During the 1990s, Georgia author Philip Lee Williams wrote a poem titled, "The Doughboy Statue on the Square in Madison, Georgia". It's
In Memory of the Boys from Morgan County, Georgia Marker image. Click for full size.
By David Seibert, November 1, 2012
3. In Memory of the Boys from Morgan County, Georgia Marker
from his collection, Night Wings, published at www.philipleewilliams.com.

Further information on Viquesney’s Spirit of the American Doughboy, and the Madison Doughboy in particular, is available here:
http://doughboysearcher.weebly.com/madison-georgia.html
 
Categories. War, World I
 
In Memory of the Boys from Morgan County, Georgia Marker image. Click for full size.
By David Seibert, November 1, 2012
4. In Memory of the Boys from Morgan County, Georgia Marker
The marker and statue in front of the Morgan County Courthouse.
"The Spirit of the American Doughboy" image. Click for full size.
By David Seibert, November 1, 2012
5. "The Spirit of the American Doughboy"
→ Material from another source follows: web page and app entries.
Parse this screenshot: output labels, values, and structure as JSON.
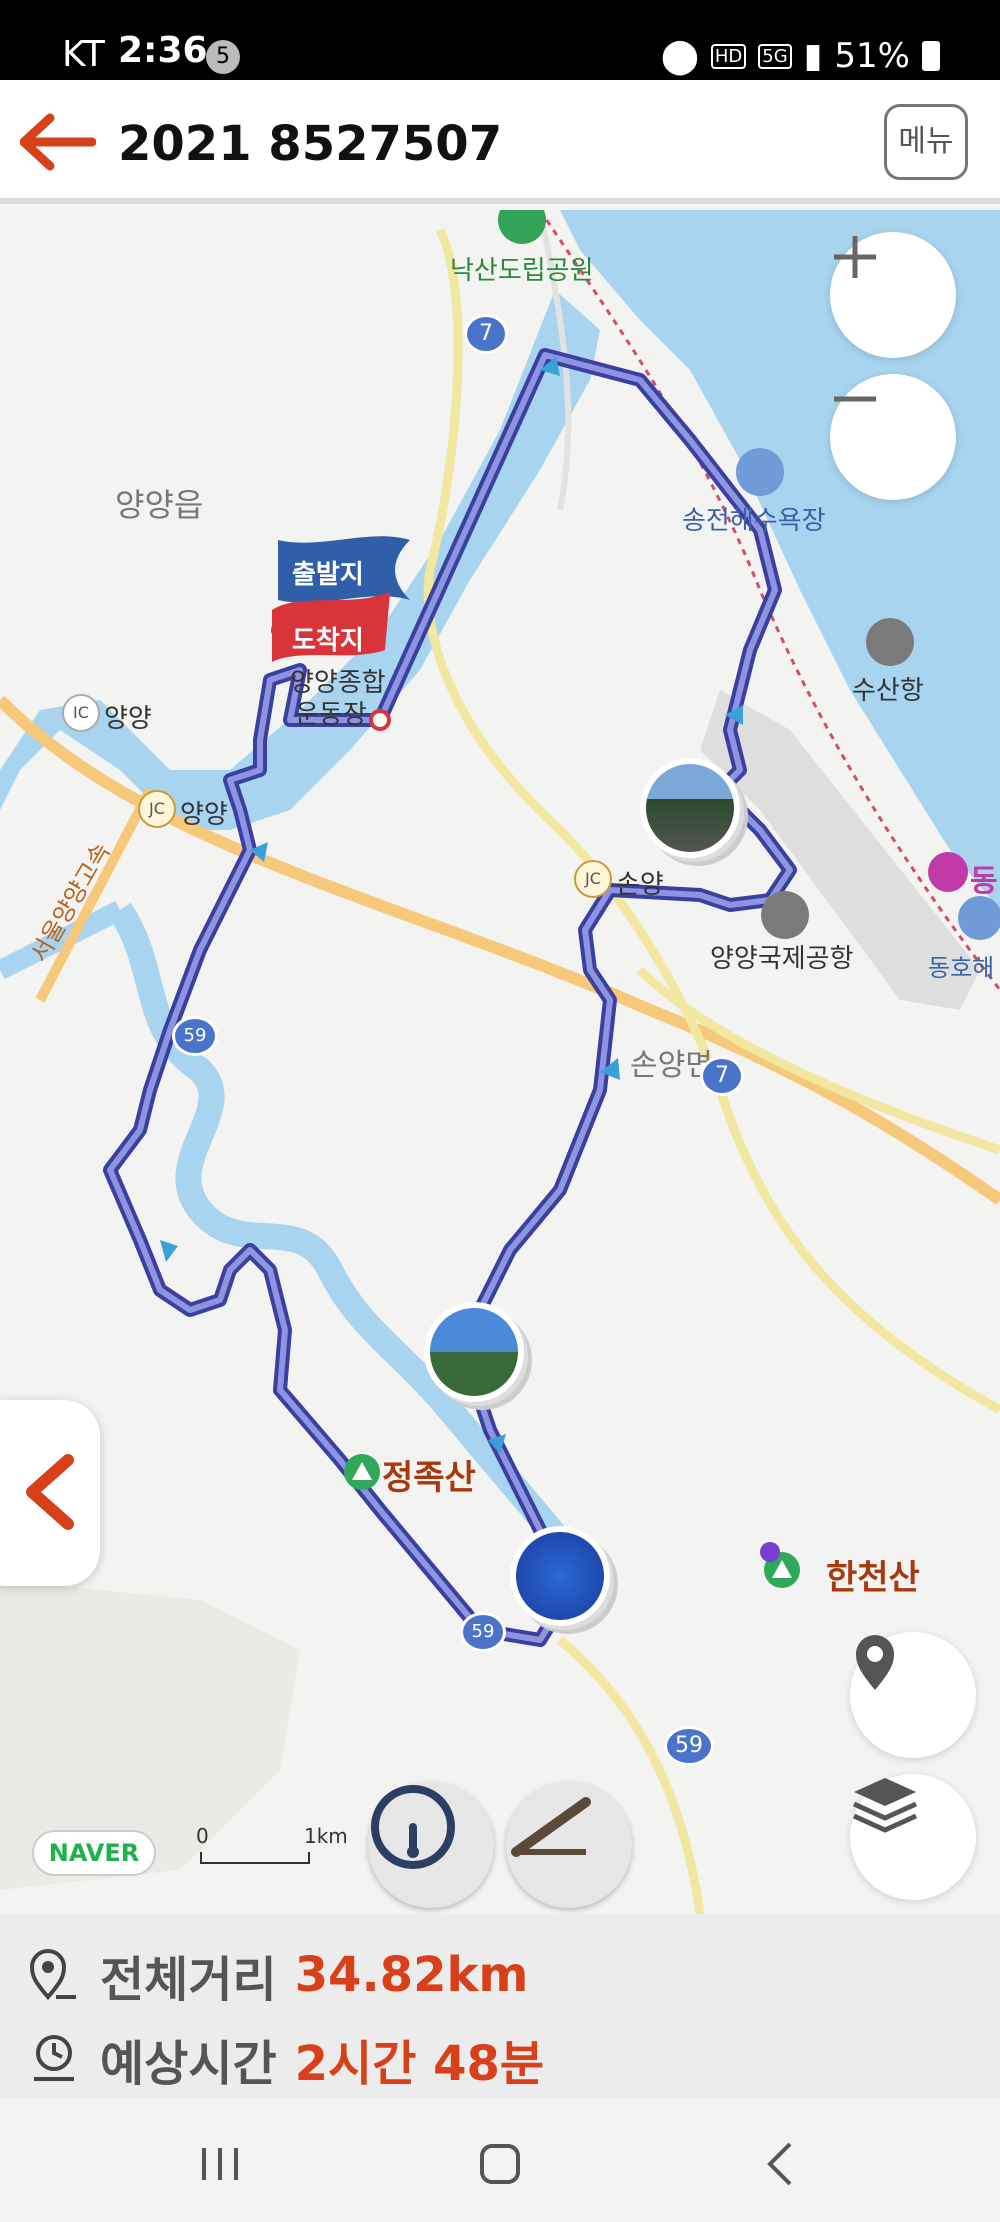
{
  "status_bar": {
    "carrier": "KT",
    "time": "2:36",
    "notification_count": "5",
    "battery": "51%"
  },
  "header": {
    "title": "2021 8527507",
    "menu_label": "메뉴"
  },
  "map": {
    "labels": {
      "naksan_park": "낙산도립공원",
      "yangyang_eup": "양양읍",
      "songjeon_beach": "송전해수욕장",
      "susan_port": "수산항",
      "yangyang_ic": "양양",
      "yangyang_jc": "양양",
      "expressway": "서울양양고속",
      "sonyang_jc": "손양",
      "airport": "양양국제공항",
      "sonyang_myeon": "손양면",
      "jeongjok_mtn": "정족산",
      "hancheon_mtn": "한천산",
      "donghae_edge": "동",
      "donghoe_edge": "동호해",
      "stadium_line1": "양양종합",
      "stadium_line2": "운동장"
    },
    "badges": {
      "ic": "IC",
      "jc": "JC",
      "jc2": "JC",
      "road_7a": "7",
      "road_7b": "7",
      "road_59": "59",
      "road_small1": "59",
      "road_small2": "59"
    },
    "flags": {
      "start": "출발지",
      "end": "도착지"
    },
    "attribution": "NAVER",
    "scale": {
      "zero": "0",
      "unit": "1km"
    },
    "colors": {
      "route": "#5660c9",
      "water": "#a8d4ef",
      "start_flag": "#2f5fa8",
      "end_flag": "#d8343a"
    }
  },
  "summary": {
    "distance_label": "전체거리",
    "distance_value": "34.82km",
    "time_label": "예상시간",
    "time_value": "2시간 48분"
  }
}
The statue was created by E. M. Visqueney.
 
 
Credits. This page was last revised on June 16, 2016. This page originally submitted on November 2, 2012, by David Seibert of Sandy Springs, Georgia. This page has been viewed 410 times since then and 39 times this year. Photos:   1, 2, 3, 4, 5. submitted on November 2, 2012, by David Seibert of Sandy Springs, Georgia. • Craig Swain was the editor who published this page.
Paid Advertisement